Just finished. I’m still reflecting, and I don’t often write reviews of books right after I finish them–gotta let it marinate. This one is certainly still marinating. But, if I don’t force myself to write it now, I don’t know if I’ll care enough to when I’m five days out.
Overall, I like it much better at the end than I liked it at its start. Smile. Maybe with a shade of Meh. Wow, talk about marinating. Just started following Dave Eggers’ publication McSweeney’s on twitter (@mcsweeneys), and now I feel really bad writing anything critical. There goes some of my skepticism about the viability of all that niceness and sensitivity in Mae’s world.
Anyway, I’m a critical bitch in person so I’ll be a critical bitch here too. What I didn’t like about the book basically boiled down to Mae. The beginning read like Twilight or Fifty Shades of Grey–the main character is a faceless male/adult fantasy of what a young woman today is like. Which, unfortunately, puts her in the role of everyperson/woman. Seriously, Dave, that’s not how we think. We’re not all homoerotically drawn to our best friend, no matter how beautiful, blond, and successful she may be; we’re not all insecure and looking for acceptance, uncritically; we’re not all sexed-up (my corollary here is, on the one hand, hooray feminine agency in sexual desire, but on the other hand, my god all those scenes were rapey–if you’ve never had a female rape fantasy, you probably shouldn’t try to represent one); and, we’re not all Ivy-league, chip-on-our-shoulders entitled. I wish she’d had more personality, or at least one physical characteristic besides brown hair (I think??), and I wish her thoughts had been more personal, more interesting, more unique to the self that she is–even if she loses that self later on.
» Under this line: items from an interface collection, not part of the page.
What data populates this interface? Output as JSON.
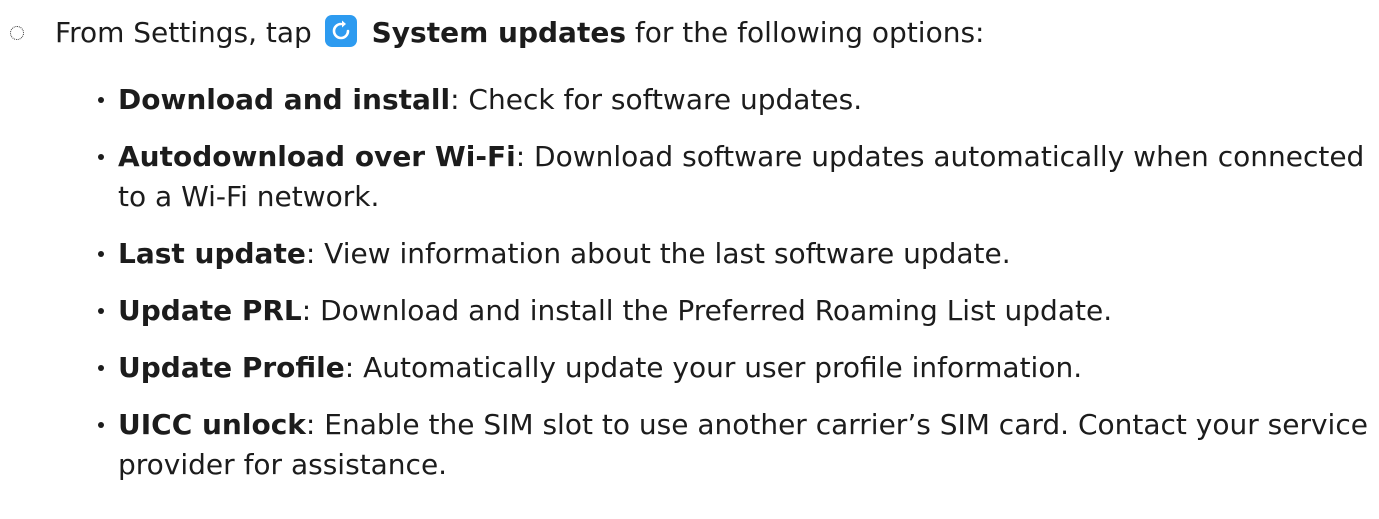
{
  "step": {
    "prefix": "From Settings, tap",
    "icon": "system-updates-icon",
    "icon_color": "#2d9bf0",
    "link": "System updates",
    "suffix": "for the following options:"
  },
  "options": [
    {
      "term": "Download and install",
      "desc": ": Check for software updates."
    },
    {
      "term": "Autodownload over Wi-Fi",
      "desc": ": Download software updates automatically when connected to a Wi-Fi network."
    },
    {
      "term": "Last update",
      "desc": ": View information about the last software update."
    },
    {
      "term": "Update PRL",
      "desc": ": Download and install the Preferred Roaming List update."
    },
    {
      "term": "Update Profile",
      "desc": ": Automatically update your user profile information."
    },
    {
      "term": "UICC unlock",
      "desc": ": Enable the SIM slot to use another carrier’s SIM card. Contact your service provider for assistance."
    }
  ]
}
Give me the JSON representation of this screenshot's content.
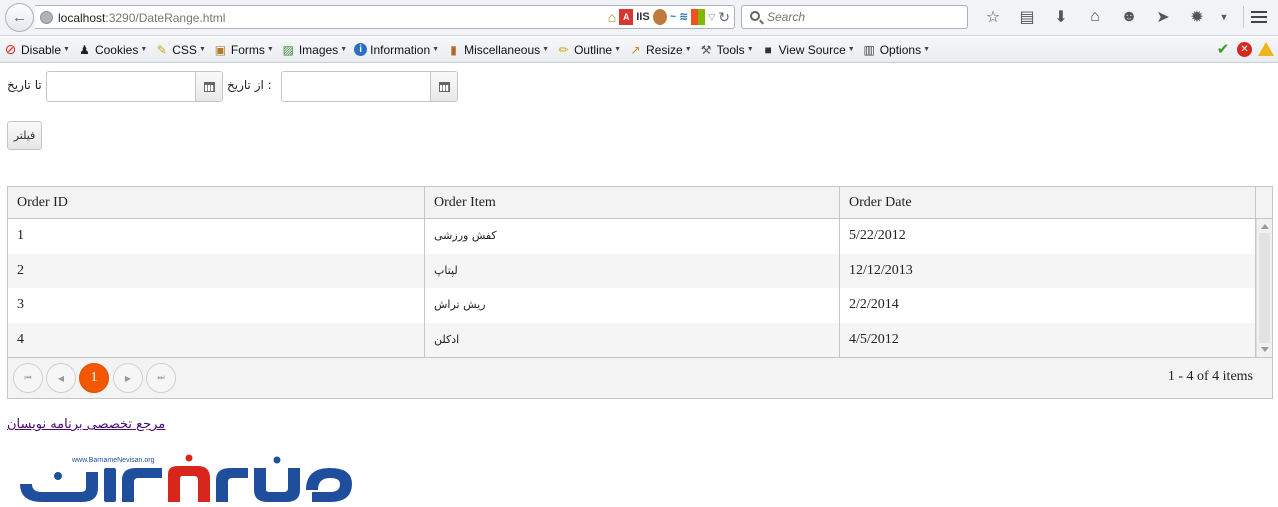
{
  "browser": {
    "url_host": "localhost",
    "url_path": ":3290/DateRange.html",
    "url_addon_label": "IIS",
    "search_placeholder": "Search"
  },
  "dev_toolbar": {
    "items": [
      "Disable",
      "Cookies",
      "CSS",
      "Forms",
      "Images",
      "Information",
      "Miscellaneous",
      "Outline",
      "Resize",
      "Tools",
      "View Source",
      "Options"
    ]
  },
  "filters": {
    "to_date_label": "تا تاریخ",
    "from_date_label": "از تاریخ :",
    "from_date_value": "",
    "to_date_value": "",
    "filter_button": "فیلتر"
  },
  "grid": {
    "columns": [
      "Order ID",
      "Order Item",
      "Order Date"
    ],
    "rows": [
      [
        "1",
        "کفش ورزشی",
        "5/22/2012"
      ],
      [
        "2",
        "لپتاپ",
        "12/12/2013"
      ],
      [
        "3",
        "ریش تراش",
        "2/2/2014"
      ],
      [
        "4",
        "ادکلن",
        "4/5/2012"
      ]
    ],
    "pager": {
      "current_page": "1",
      "info": "1 - 4 of 4 items"
    }
  },
  "footer": {
    "link_text": "مرجع تخصصی برنامه نویسان",
    "logo_url_text": "www.BarnameNevisan.org"
  },
  "colors": {
    "accent": "#f35800",
    "link": "#4b0a6e",
    "logo_blue": "#1f4f9c",
    "logo_red": "#d9261c"
  }
}
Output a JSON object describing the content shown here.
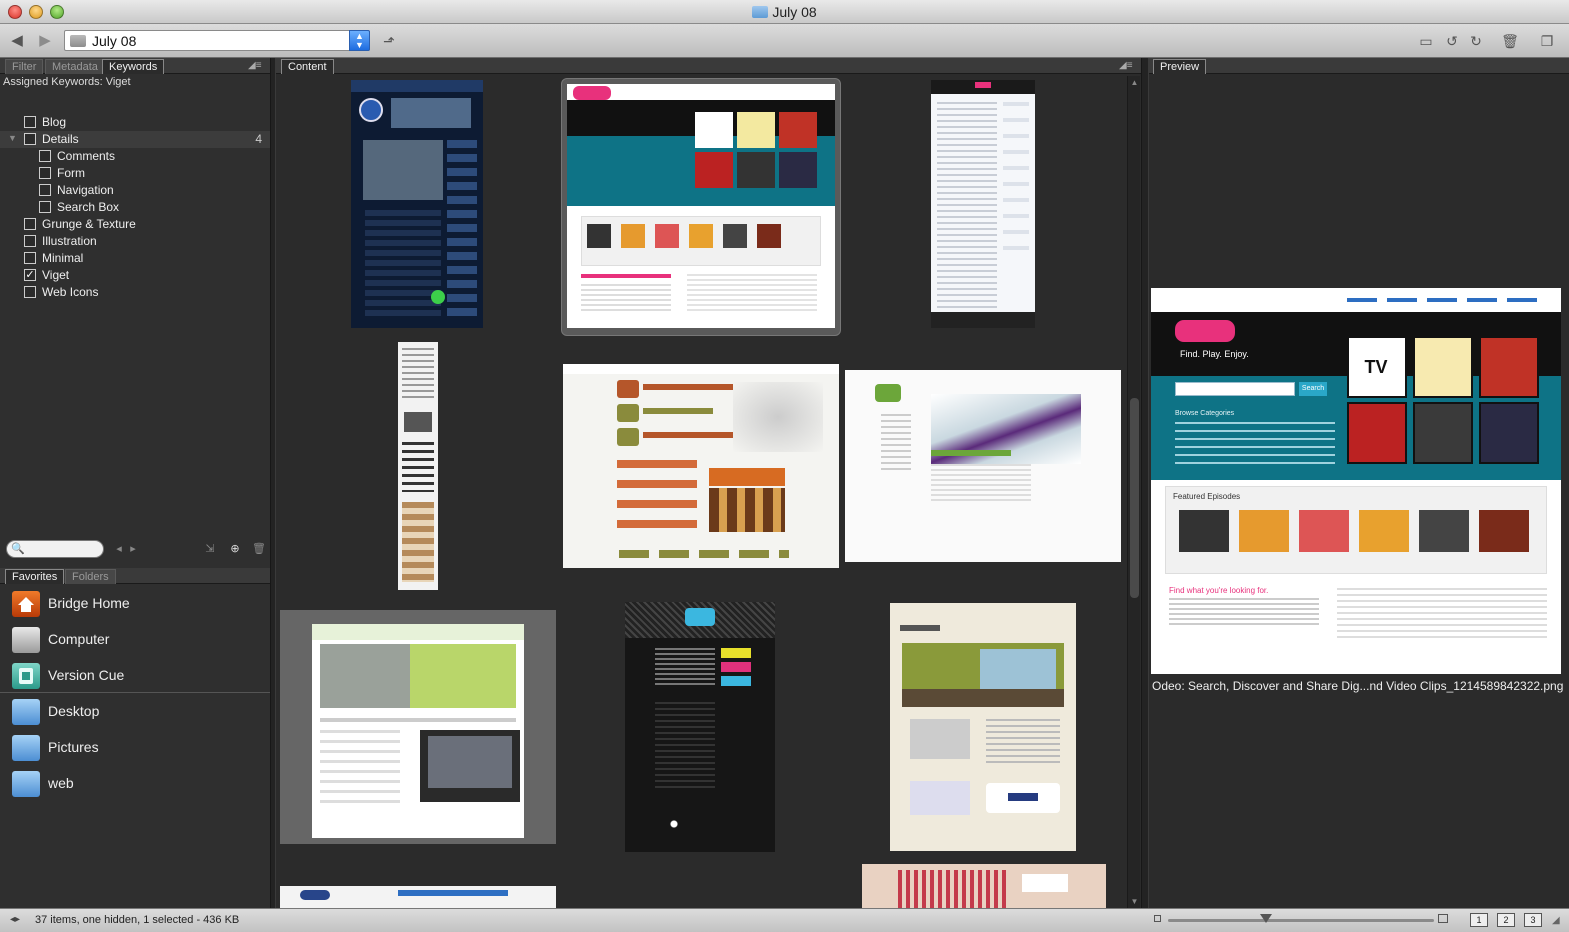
{
  "window": {
    "title": "July 08"
  },
  "toolbar": {
    "path": "July 08"
  },
  "left_panel": {
    "tabs": [
      "Filter",
      "Metadata",
      "Keywords"
    ],
    "active_tab": "Keywords",
    "assigned_keywords": "Assigned Keywords: Viget",
    "keywords": [
      {
        "label": "Blog",
        "checked": false,
        "indent": 0
      },
      {
        "label": "Details",
        "checked": false,
        "indent": 0,
        "count": "4",
        "expanded": true
      },
      {
        "label": "Comments",
        "checked": false,
        "indent": 1
      },
      {
        "label": "Form",
        "checked": false,
        "indent": 1
      },
      {
        "label": "Navigation",
        "checked": false,
        "indent": 1
      },
      {
        "label": "Search Box",
        "checked": false,
        "indent": 1
      },
      {
        "label": "Grunge & Texture",
        "checked": false,
        "indent": 0
      },
      {
        "label": "Illustration",
        "checked": false,
        "indent": 0
      },
      {
        "label": "Minimal",
        "checked": false,
        "indent": 0
      },
      {
        "label": "Viget",
        "checked": true,
        "indent": 0
      },
      {
        "label": "Web Icons",
        "checked": false,
        "indent": 0
      }
    ],
    "bottom_tabs": [
      "Favorites",
      "Folders"
    ],
    "active_bottom_tab": "Favorites",
    "favorites": [
      {
        "label": "Bridge Home",
        "icon": "bridge-home-icon"
      },
      {
        "label": "Computer",
        "icon": "computer-icon"
      },
      {
        "label": "Version Cue",
        "icon": "version-cue-icon"
      },
      {
        "label": "Desktop",
        "icon": "folder-icon"
      },
      {
        "label": "Pictures",
        "icon": "folder-icon"
      },
      {
        "label": "web",
        "icon": "folder-icon"
      }
    ]
  },
  "content": {
    "tab": "Content"
  },
  "preview": {
    "tab": "Preview",
    "caption": "Odeo: Search, Discover and Share Dig...nd Video Clips_1214589842322.png",
    "thumb_texts": {
      "tagline": "Find. Play. Enjoy.",
      "search_button": "Search",
      "browse": "Browse Categories",
      "featured": "Featured Episodes",
      "find_text": "Find what you're looking for."
    }
  },
  "status": {
    "text": "37 items, one hidden, 1 selected - 436 KB",
    "view_buttons": [
      "1",
      "2",
      "3"
    ]
  },
  "colors": {
    "panel_bg": "#2b2b2b",
    "odeo_teal": "#0e7386",
    "odeo_pink": "#e8317c"
  }
}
That all said, I can see why Dave (we’re buddies now, since I follow him. I hope he’ll recommend me for a job and let me stay with him when I move to California) would make the choice to make her an everyperson. What I do like about this novel is that is follows a dystopian world/totalitarian regime in development and from the perspective of one who is not resisting the dominating force’s power, but buying into it and then becoming a tool of it. I think this is an important push for a dystopian novel to make. (Way to steal the idea I’ve been working with for three years, Dave!) Reading 1984, Brave New World, Anthem, one wonders, how did everyone buy into this in the first place? I mean, we could tell what happened and why they followed, but it’s interesting to see the actual apocalypse. To see the way that the leaders craft their personas, their values, and the way that those values are disseminated and inculcated so surreptitiously, to see the dissenters (maimed, tortured), to see the appeal of following. Because, when it comes down to it, what is the purpose of privacy? What benefit is there to keeping things private, to lying, to secrets, to so-called “freedom” that this allows? I honestly don’t know. Of course, The Circle could utilize their omnipotence once they have it to dictate to people what to do, but really, will they? That’s not what they’re about. They’ll keep inculcating their values, norms, morals, codes, into the people, so that the people are as free as any of us are now in hegemonic society (we are now and have always been policed, watched, controlled, taught, corrected, disciplined, conformed, made into “good” citizens). So, why not embrace The Circle? Why not complete The Circle?